# WHAT YOU SHOULD DO:
Each record below is to be restated word for word.

# SOURCE DATA:
◇ ◇ ◇ ◇ ◇ ◇ ◇
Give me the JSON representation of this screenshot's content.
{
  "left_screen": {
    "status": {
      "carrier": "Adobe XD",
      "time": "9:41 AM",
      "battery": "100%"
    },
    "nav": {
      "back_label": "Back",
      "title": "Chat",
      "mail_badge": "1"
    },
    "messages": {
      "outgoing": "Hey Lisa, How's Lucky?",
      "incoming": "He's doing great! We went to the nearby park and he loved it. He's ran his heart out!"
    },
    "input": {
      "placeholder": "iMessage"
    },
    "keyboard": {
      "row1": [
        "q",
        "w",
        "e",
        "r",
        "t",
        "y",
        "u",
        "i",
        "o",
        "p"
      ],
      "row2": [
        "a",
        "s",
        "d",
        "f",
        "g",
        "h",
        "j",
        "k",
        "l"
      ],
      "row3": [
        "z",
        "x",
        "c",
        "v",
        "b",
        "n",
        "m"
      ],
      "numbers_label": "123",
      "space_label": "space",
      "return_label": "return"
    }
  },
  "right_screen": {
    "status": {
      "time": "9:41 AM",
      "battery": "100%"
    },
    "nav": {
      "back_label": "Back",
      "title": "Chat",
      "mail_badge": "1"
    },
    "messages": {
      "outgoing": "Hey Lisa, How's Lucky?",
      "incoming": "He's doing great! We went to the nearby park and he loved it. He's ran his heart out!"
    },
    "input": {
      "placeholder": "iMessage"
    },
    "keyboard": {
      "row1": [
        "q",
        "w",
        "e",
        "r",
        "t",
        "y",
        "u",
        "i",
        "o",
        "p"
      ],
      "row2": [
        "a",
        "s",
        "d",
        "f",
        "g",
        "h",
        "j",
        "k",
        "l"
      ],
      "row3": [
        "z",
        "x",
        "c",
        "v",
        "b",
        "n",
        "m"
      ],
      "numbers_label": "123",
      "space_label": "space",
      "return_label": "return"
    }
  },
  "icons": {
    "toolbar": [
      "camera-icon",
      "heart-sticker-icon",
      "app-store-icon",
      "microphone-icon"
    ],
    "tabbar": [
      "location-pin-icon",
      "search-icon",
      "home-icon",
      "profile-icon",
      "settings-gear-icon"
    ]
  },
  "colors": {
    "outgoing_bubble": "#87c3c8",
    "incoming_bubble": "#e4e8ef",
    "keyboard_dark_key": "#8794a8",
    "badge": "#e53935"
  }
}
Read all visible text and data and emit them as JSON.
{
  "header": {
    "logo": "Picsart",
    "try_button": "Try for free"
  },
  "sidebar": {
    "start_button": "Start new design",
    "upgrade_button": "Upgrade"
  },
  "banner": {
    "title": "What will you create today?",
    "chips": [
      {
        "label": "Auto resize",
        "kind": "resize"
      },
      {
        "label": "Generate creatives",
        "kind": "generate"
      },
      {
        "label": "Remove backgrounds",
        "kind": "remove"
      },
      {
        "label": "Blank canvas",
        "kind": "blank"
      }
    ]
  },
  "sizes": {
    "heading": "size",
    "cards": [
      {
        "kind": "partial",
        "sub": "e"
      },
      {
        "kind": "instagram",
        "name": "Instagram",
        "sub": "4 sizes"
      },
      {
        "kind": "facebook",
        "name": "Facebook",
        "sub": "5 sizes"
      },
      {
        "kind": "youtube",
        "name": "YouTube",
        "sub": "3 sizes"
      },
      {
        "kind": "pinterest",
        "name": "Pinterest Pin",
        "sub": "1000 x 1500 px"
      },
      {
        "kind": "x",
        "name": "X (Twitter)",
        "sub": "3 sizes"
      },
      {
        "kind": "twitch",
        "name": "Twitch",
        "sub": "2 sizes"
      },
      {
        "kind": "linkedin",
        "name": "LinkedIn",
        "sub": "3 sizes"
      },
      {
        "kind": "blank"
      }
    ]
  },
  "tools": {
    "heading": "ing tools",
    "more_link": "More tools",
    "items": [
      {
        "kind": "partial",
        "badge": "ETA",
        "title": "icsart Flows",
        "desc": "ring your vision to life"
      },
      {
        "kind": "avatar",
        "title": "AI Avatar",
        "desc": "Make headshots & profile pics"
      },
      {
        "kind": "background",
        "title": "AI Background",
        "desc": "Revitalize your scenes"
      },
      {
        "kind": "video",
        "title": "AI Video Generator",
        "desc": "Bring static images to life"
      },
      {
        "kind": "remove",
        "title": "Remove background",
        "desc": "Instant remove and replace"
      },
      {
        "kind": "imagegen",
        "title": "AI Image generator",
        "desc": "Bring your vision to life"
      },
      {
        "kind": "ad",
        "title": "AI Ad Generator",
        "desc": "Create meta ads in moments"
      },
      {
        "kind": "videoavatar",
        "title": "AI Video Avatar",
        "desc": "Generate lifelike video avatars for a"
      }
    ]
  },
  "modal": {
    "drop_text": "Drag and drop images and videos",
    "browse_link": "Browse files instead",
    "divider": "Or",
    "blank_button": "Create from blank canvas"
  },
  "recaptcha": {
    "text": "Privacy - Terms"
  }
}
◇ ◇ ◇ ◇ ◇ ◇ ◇
# WRITTEN ANSWER:
Give me the JSON representation of this screenshot's content.
{
  "left_screen": {
    "status": {
      "carrier": "Adobe XD",
      "time": "9:41 AM",
      "battery": "100%"
    },
    "nav": {
      "back_label": "Back",
      "title": "Chat",
      "mail_badge": "1"
    },
    "messages": {
      "outgoing": "Hey Lisa, How's Lucky?",
      "incoming": "He's doing great! We went to the nearby park and he loved it. He's ran his heart out!"
    },
    "input": {
      "placeholder": "iMessage"
    },
    "keyboard": {
      "row1": [
        "q",
        "w",
        "e",
        "r",
        "t",
        "y",
        "u",
        "i",
        "o",
        "p"
      ],
      "row2": [
        "a",
        "s",
        "d",
        "f",
        "g",
        "h",
        "j",
        "k",
        "l"
      ],
      "row3": [
        "z",
        "x",
        "c",
        "v",
        "b",
        "n",
        "m"
      ],
      "numbers_label": "123",
      "space_label": "space",
      "return_label": "return"
    }
  },
  "right_screen": {
    "status": {
      "time": "9:41 AM",
      "battery": "100%"
    },
    "nav": {
      "back_label": "Back",
      "title": "Chat",
      "mail_badge": "1"
    },
    "messages": {
      "outgoing": "Hey Lisa, How's Lucky?",
      "incoming": "He's doing great! We went to the nearby park and he loved it. He's ran his heart out!"
    },
    "input": {
      "placeholder": "iMessage"
    },
    "keyboard": {
      "row1": [
        "q",
        "w",
        "e",
        "r",
        "t",
        "y",
        "u",
        "i",
        "o",
        "p"
      ],
      "row2": [
        "a",
        "s",
        "d",
        "f",
        "g",
        "h",
        "j",
        "k",
        "l"
      ],
      "row3": [
        "z",
        "x",
        "c",
        "v",
        "b",
        "n",
        "m"
      ],
      "numbers_label": "123",
      "space_label": "space",
      "return_label": "return"
    }
  },
  "icons": {
    "toolbar": [
      "camera-icon",
      "heart-sticker-icon",
      "app-store-icon",
      "microphone-icon"
    ],
    "tabbar": [
      "location-pin-icon",
      "search-icon",
      "home-icon",
      "profile-icon",
      "settings-gear-icon"
    ]
  },
  "colors": {
    "outgoing_bubble": "#87c3c8",
    "incoming_bubble": "#e4e8ef",
    "keyboard_dark_key": "#8794a8",
    "badge": "#e53935"
  }
}
Read all visible text and data and emit them as JSON.
{
  "header": {
    "logo": "Picsart",
    "try_button": "Try for free"
  },
  "sidebar": {
    "start_button": "Start new design",
    "upgrade_button": "Upgrade"
  },
  "banner": {
    "title": "What will you create today?",
    "chips": [
      {
        "label": "Auto resize",
        "kind": "resize"
      },
      {
        "label": "Generate creatives",
        "kind": "generate"
      },
      {
        "label": "Remove backgrounds",
        "kind": "remove"
      },
      {
        "label": "Blank canvas",
        "kind": "blank"
      }
    ]
  },
  "sizes": {
    "heading": "size",
    "cards": [
      {
        "kind": "partial",
        "sub": "e"
      },
      {
        "kind": "instagram",
        "name": "Instagram",
        "sub": "4 sizes"
      },
      {
        "kind": "facebook",
        "name": "Facebook",
        "sub": "5 sizes"
      },
      {
        "kind": "youtube",
        "name": "YouTube",
        "sub": "3 sizes"
      },
      {
        "kind": "pinterest",
        "name": "Pinterest Pin",
        "sub": "1000 x 1500 px"
      },
      {
        "kind": "x",
        "name": "X (Twitter)",
        "sub": "3 sizes"
      },
      {
        "kind": "twitch",
        "name": "Twitch",
        "sub": "2 sizes"
      },
      {
        "kind": "linkedin",
        "name": "LinkedIn",
        "sub": "3 sizes"
      },
      {
        "kind": "blank"
      }
    ]
  },
  "tools": {
    "heading": "ing tools",
    "more_link": "More tools",
    "items": [
      {
        "kind": "partial",
        "badge": "ETA",
        "title": "icsart Flows",
        "desc": "ring your vision to life"
      },
      {
        "kind": "avatar",
        "title": "AI Avatar",
        "desc": "Make headshots & profile pics"
      },
      {
        "kind": "background",
        "title": "AI Background",
        "desc": "Revitalize your scenes"
      },
      {
        "kind": "video",
        "title": "AI Video Generator",
        "desc": "Bring static images to life"
      },
      {
        "kind": "remove",
        "title": "Remove background",
        "desc": "Instant remove and replace"
      },
      {
        "kind": "imagegen",
        "title": "AI Image generator",
        "desc": "Bring your vision to life"
      },
      {
        "kind": "ad",
        "title": "AI Ad Generator",
        "desc": "Create meta ads in moments"
      },
      {
        "kind": "videoavatar",
        "title": "AI Video Avatar",
        "desc": "Generate lifelike video avatars for a"
      }
    ]
  },
  "modal": {
    "drop_text": "Drag and drop images and videos",
    "browse_link": "Browse files instead",
    "divider": "Or",
    "blank_button": "Create from blank canvas"
  },
  "recaptcha": {
    "text": "Privacy - Terms"
  }
}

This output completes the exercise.